Leave out the pictures and repeat the entries below verbatim.

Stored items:
↓↓↓

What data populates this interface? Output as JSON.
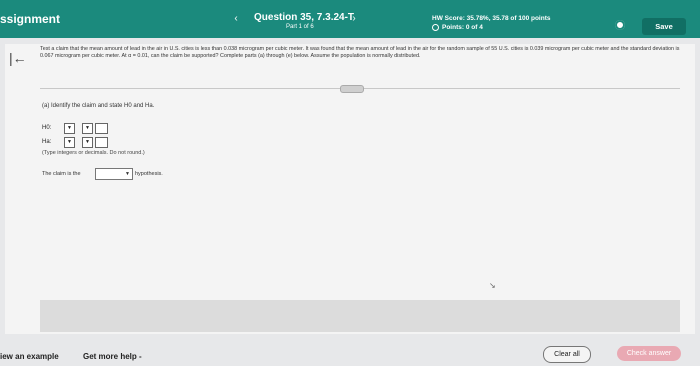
{
  "header": {
    "assignment_title": "ssignment",
    "question_title": "Question 35, 7.3.24-T",
    "question_part": "Part 1 of 6",
    "hw_score": "HW Score: 35.78%, 35.78 of 100 points",
    "points": "Points: 0 of 4",
    "save_label": "Save",
    "prev_icon": "chevron-left-icon",
    "next_icon": "chevron-right-icon",
    "settings_icon": "gear-icon",
    "accent_color": "#1b8a7d"
  },
  "problem": {
    "text": "Test a claim that the mean amount of lead in the air in U.S. cities is less than 0.038 microgram per cubic meter. It was found that the mean amount of lead in the air for the random sample of 55 U.S. cities is 0.039 microgram per cubic meter and the standard deviation is 0.067 microgram per cubic meter. At α = 0.01, can the claim be supported? Complete parts (a) through (e) below. Assume the population is normally distributed.",
    "part_a": "(a) Identify the claim and state H0 and Ha.",
    "h0_label": "H0:",
    "ha_label": "Ha:",
    "hint": "(Type integers or decimals. Do not round.)",
    "claim_prefix": "The claim is the",
    "claim_suffix": "hypothesis."
  },
  "footer": {
    "view_example": "iew an example",
    "more_help": "Get more help -",
    "clear_all": "Clear all",
    "check_answer": "Check answer"
  }
}
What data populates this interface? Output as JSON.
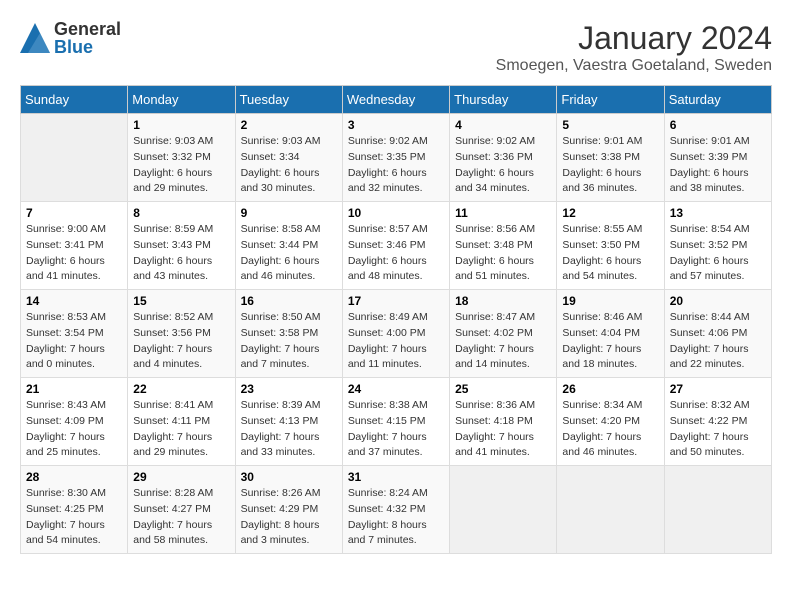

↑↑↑

### Answer box
What data populates this interface? Output as JSON.
{
  "header": {
    "assignment_title": "ssignment",
    "question_title": "Question 35, 7.3.24-T",
    "question_part": "Part 1 of 6",
    "hw_score": "HW Score: 35.78%, 35.78 of 100 points",
    "points": "Points: 0 of 4",
    "save_label": "Save",
    "prev_icon": "chevron-left-icon",
    "next_icon": "chevron-right-icon",
    "settings_icon": "gear-icon",
    "accent_color": "#1b8a7d"
  },
  "problem": {
    "text": "Test a claim that the mean amount of lead in the air in U.S. cities is less than 0.038 microgram per cubic meter. It was found that the mean amount of lead in the air for the random sample of 55 U.S. cities is 0.039 microgram per cubic meter and the standard deviation is 0.067 microgram per cubic meter. At α = 0.01, can the claim be supported? Complete parts (a) through (e) below. Assume the population is normally distributed.",
    "part_a": "(a) Identify the claim and state H0 and Ha.",
    "h0_label": "H0:",
    "ha_label": "Ha:",
    "hint": "(Type integers or decimals. Do not round.)",
    "claim_prefix": "The claim is the",
    "claim_suffix": "hypothesis."
  },
  "footer": {
    "view_example": "iew an example",
    "more_help": "Get more help -",
    "clear_all": "Clear all",
    "check_answer": "Check answer"
  }
}
What data populates this interface? Output as JSON.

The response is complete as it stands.